According to best-selling author Jay Papasan, work-life balance is a myth.
The concept has been around since the 80s. But now that technology has become so pervasive in today’s society, there is no longer a boundary between when we’re at work and when we’re at home. And when we hear or read the word “balance,” we tend to think of it as a destination (i.e., “If we just get organized enough, everything will fall into place and be perfect.”)
But work-life balance isn’t a destination. It’s a verb. It’s something we have to continually work on and practice actively — and that’s something Jay gets into in his new book, The One Thing.
Work-life balance, in the way it’s idealized, is not possible. We all have things we need to get done, and sometimes we have to spread ourselves a little thin to accomplish it all.
When those time-consuming projects or commitments are happening, we tend to put aside other priorities, like our health, relationships, or spirituality. But here’s the thing: If we neglect those things for too long, we may derail any work we’ve done.
The trick is to be hyper-aware of when you are out of balance and actively seek counter-balance when those time-sucking commitments are completed.
Think about the last grueling project you had at work, the one that took you all week to finish it. Once it was complete, did you immediately move on to the next work project? Or did you take time to counterbalance that week you lost to work? Did you actively take time to re-focus your health, relationships, and spirituality?
If not, you should try it.
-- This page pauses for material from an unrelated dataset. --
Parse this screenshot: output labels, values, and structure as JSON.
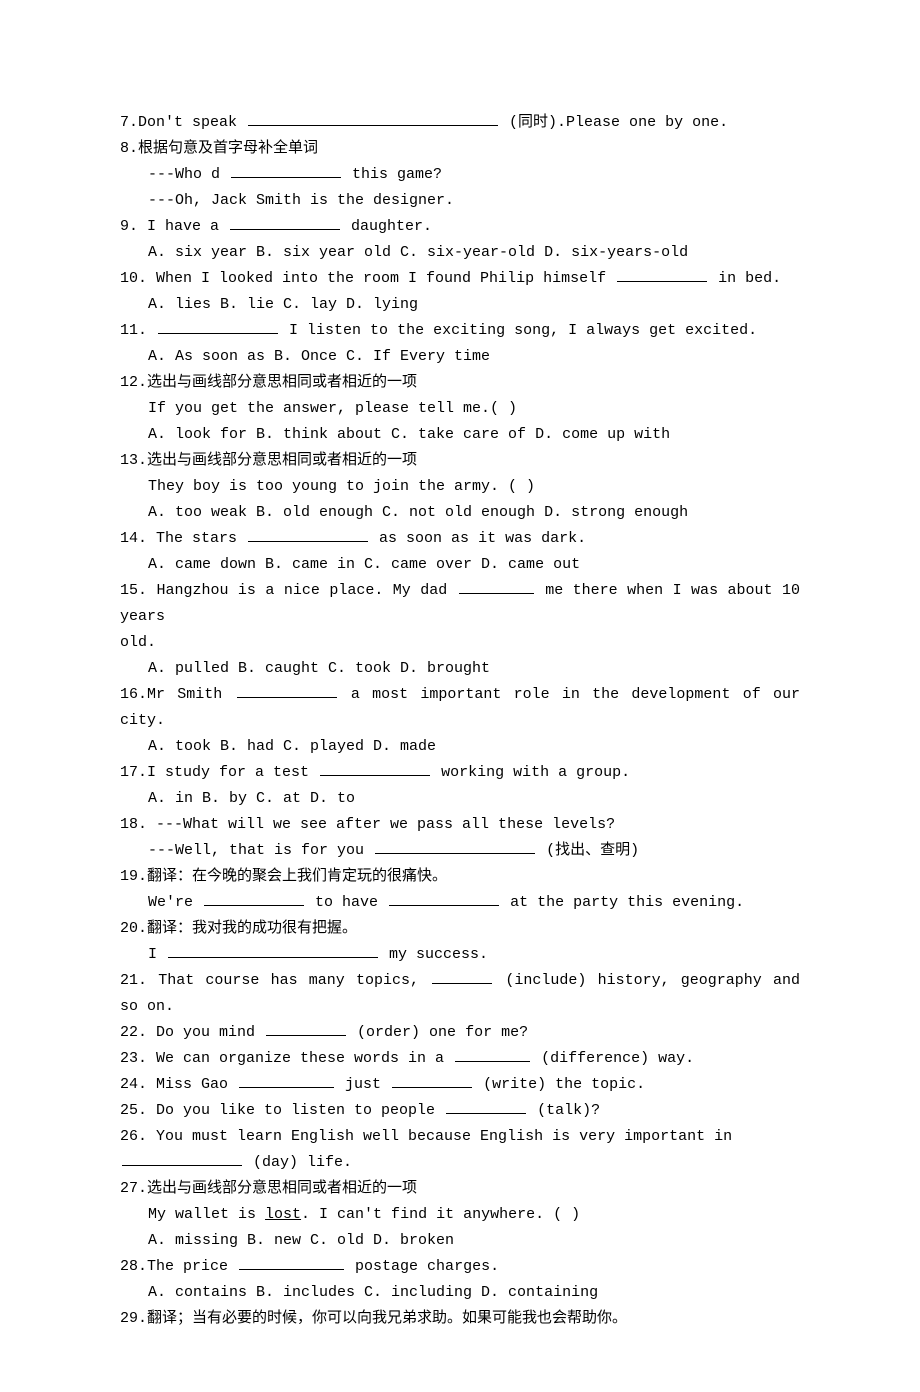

If we want to be excellent at work, we do need to be out of balance. The important thing is to purposefully take the time to counter-balance in the other areas of life. Read More…